» WORK REQUEST
The answer must consist of every line below containing "price".

[Page and application data records]
__________

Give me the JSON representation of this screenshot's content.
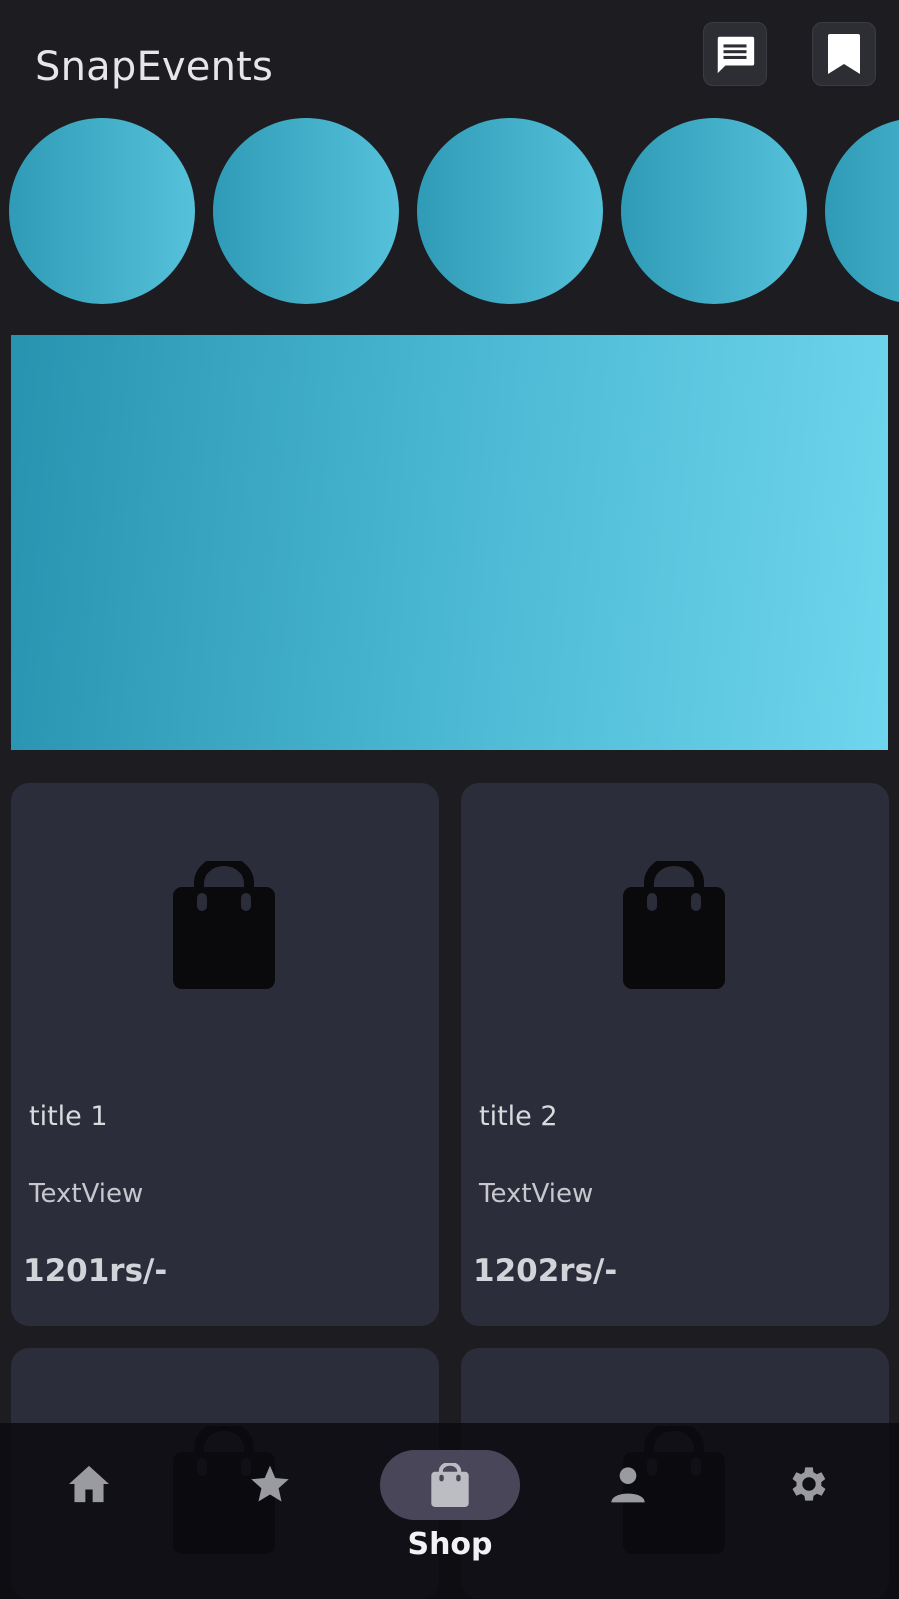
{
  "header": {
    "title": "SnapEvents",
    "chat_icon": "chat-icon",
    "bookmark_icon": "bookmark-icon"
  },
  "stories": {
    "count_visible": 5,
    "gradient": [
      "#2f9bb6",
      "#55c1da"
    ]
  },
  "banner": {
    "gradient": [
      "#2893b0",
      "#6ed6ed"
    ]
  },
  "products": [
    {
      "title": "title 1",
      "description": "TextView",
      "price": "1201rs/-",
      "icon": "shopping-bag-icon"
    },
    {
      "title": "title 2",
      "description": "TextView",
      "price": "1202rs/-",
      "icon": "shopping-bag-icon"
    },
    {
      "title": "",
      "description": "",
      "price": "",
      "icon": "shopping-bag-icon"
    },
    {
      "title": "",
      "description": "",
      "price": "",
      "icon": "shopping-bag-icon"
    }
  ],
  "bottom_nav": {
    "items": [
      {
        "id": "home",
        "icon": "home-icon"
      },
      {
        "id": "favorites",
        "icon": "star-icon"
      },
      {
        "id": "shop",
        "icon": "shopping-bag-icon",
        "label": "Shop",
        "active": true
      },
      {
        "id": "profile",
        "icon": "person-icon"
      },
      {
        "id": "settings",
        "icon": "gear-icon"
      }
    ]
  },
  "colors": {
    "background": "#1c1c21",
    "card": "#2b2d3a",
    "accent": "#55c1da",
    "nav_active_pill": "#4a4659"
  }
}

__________

» WRITTEN SOLUTION
      "price": "1201rs/-",
      "price": "1202rs/-",
      "price": "",
      "price": "",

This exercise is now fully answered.